We’ve all been there. Late for a meeting, rushing to job interview, missing the start of a movie, a full bladder – all reasons we think are good enough to speed, cut cars off, and generally drive recklessly. Somewhere in the deepest recesses of our brains, we believe that these actions save us minutes of our precious time, but are the time savings worth the risk we put ourselves and others in? We delved into the math, because time is the one thing we have an abundance of right now.
One aspect to consider when tackling a topic like this is the concept of average speed. There are a lot of factors that affect speed when it comes form driving from point A to point B. Traffic jams, stop lights, toll booths, and pedestrian crossings all contribute to decreasing our average speed, making the actual number much lower than we think. You may think you’ve been achieving an average speed of 80 km/h travelling from Makati to Alabang on a relatively traffic-free Skyway, but chances are your actual average speed is closer to 40 km/h. If you don’t believe me, you can compute for your average speed yourself by dividing distance over time. Here’s another example. If it takes you 18 minutes to drive from Greenbelt 1 to say, Ayala Malls The 30th, which is an 8.1 kilometer drive according to Google Maps, then your average speed is 27 km/h. This is important to note for when we compute for time savings with the handy chart below.
For this exercise, we’re looking at distances that people usually travel on an automobile or motorcycle. 10 kilometers is more or less the total distance you would travel to get chores done around the metro, 25 kilometers represents a commute from one city to another, 100 kilometers for a nearby out-of-town trip, and 250 kilometers for a farther-than-usual out of town trip. The first thing that’s interesting to note here is how the time you save significantly diminishes on trips that already enforce a high speed limit. The second thing that’s important to point out is that even with our most unrealistic scenario of consistently cruising at 120 km/h for a straight 250 kilometers (something you’d only achieve travelling on a road as straight as a ruler from Manila to Naga for example), you would save yourself a mere 25 minutes as opposed to following a hypothetical speed limit of 100 km/h. So given our more realistic example earlier of a 25 kilometer commute from Muntinlupa to Makati that takes 35 minutes, factoring in toll booths and various slow downs at an average speed of 40 km/h, driving like a maniac that pushes your average speed up to 60 km/h saves you 12.5 minutes. Bear in mind that the time you lose due to stop lights will always be consistent, no matter how fast you’re travelling, which cuts your 12.5 minutes of savings down even further. Now you need to ask yourself what you could possibly do in those 6-12 minutes you’ve saved that justifies you endangering not just your own life, but the lives of others sharing the road with you. And if we’re talking about even shorter distances, well, the chart speaks for itself.

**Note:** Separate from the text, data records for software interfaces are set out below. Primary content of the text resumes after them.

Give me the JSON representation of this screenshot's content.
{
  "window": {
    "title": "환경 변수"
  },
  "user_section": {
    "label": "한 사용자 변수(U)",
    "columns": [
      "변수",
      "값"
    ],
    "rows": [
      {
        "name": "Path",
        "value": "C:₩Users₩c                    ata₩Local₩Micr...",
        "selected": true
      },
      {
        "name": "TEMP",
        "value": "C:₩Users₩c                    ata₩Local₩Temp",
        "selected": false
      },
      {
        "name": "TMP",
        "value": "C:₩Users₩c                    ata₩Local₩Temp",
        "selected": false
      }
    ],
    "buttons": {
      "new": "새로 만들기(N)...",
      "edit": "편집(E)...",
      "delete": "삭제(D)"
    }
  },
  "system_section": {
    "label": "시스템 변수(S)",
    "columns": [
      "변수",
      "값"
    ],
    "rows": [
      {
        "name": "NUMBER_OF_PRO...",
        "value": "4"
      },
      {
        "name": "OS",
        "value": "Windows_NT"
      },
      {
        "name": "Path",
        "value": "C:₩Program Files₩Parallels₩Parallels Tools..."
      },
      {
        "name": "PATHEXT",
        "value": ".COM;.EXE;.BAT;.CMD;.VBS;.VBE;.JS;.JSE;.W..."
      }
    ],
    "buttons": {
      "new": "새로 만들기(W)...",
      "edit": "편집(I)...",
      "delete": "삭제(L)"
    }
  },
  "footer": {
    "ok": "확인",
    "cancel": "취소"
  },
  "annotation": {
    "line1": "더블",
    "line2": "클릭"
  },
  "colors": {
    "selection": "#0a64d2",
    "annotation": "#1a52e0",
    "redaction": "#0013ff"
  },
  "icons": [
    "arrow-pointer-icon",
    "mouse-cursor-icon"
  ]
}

It’s certainly something to reflect on, and something you can easily compute for yourself one of these days. Overspeeding continues to be one of the leading causes of automotive accidents in the country, and the examples given above clearly show that from a logical point of view, the time you save from overspeeding is negligible at best. Now, if you feel like it’s ok to contribute to the problem because of the “thrill” you might get from speeding, or you feel like you’ve “outsmarted” someone else on the road, then that’s another problem entirely.